The University of Colorado at Boulder-based BioServe Space Technologies Center will be flying experiments ranging from ladybugs and butterflies to biomedicine and water purification on a space shuttle slated for launch July 20.
Scheduled for launch from Cape Kennedy, Fla., the five-day flight of NASA's space shuttle Columbia may be the last of BioServe's 13 microgravity space shuttle missions prior to the center's first International Space Station mission in July 2000.
Founded by NASA in 1987, BioServe is a joint venture of CU-Boulder's aerospace engineering department, Kansas State University and industry sponsors.
BioServe will fly three bioprocessing payloads on Columbia, which provide thermally controlled environments and automated processing of biological samples in space.
One payload will carry experiments for BioServe's industrial sponsors and another involves a National Institutes of Health experiment, said David Klaus, BioServe's mission manager for the space shuttle launch. A third payload involving K-12 student outreach is being flown for the first time under NASA's new Space Technology And Research for Students, or STARS program, said Klaus.
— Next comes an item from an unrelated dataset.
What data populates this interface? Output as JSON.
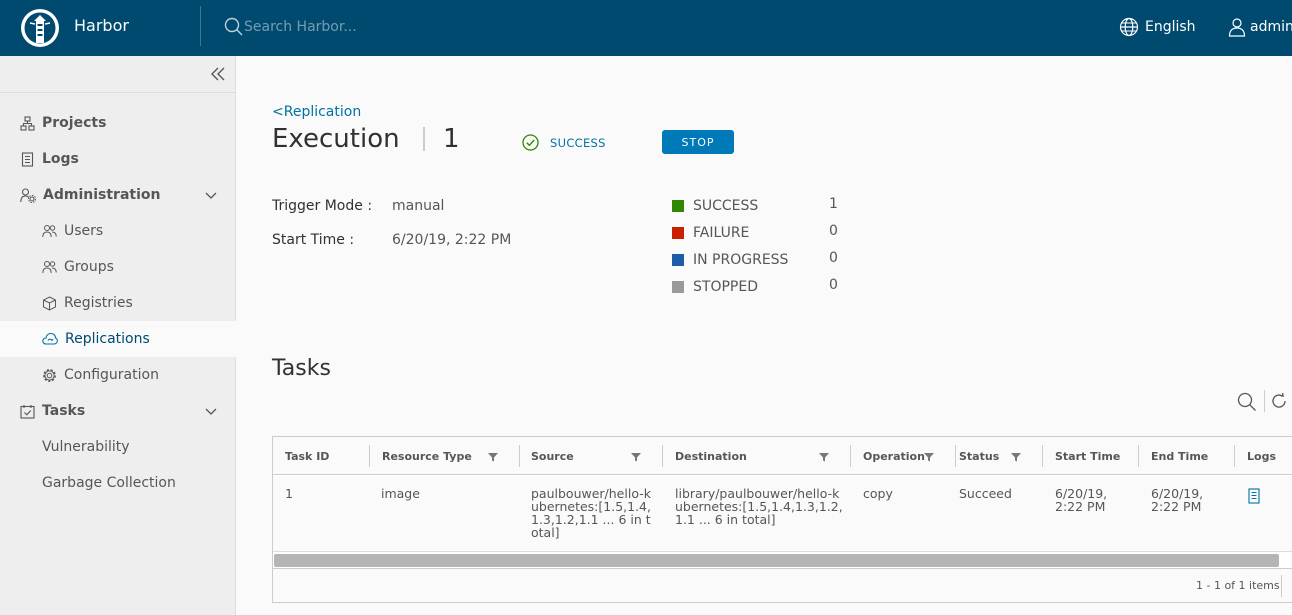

"One of the most intriguing STARS experiments was developed by the all-girl Javiera High School in Santiago, Chile," said BioServe Associate Director Louis Stodieck, principal investigator on the STARS program. Since space station astronauts will grow plants for food, the Chilean students proposed a test involving the behavior of ladybugs and their primary prey, aphids, in low gravity.
The objective will be to document the movements of ladybugs, which hunt upward on wheat stalks, and aphids, which jump down to escape. High-powered cameras will download images and post them on the Web for use by other students at: eol5a.erim-int.com/CMAT/RE_ladybugs/FlightData/DataIndex.html.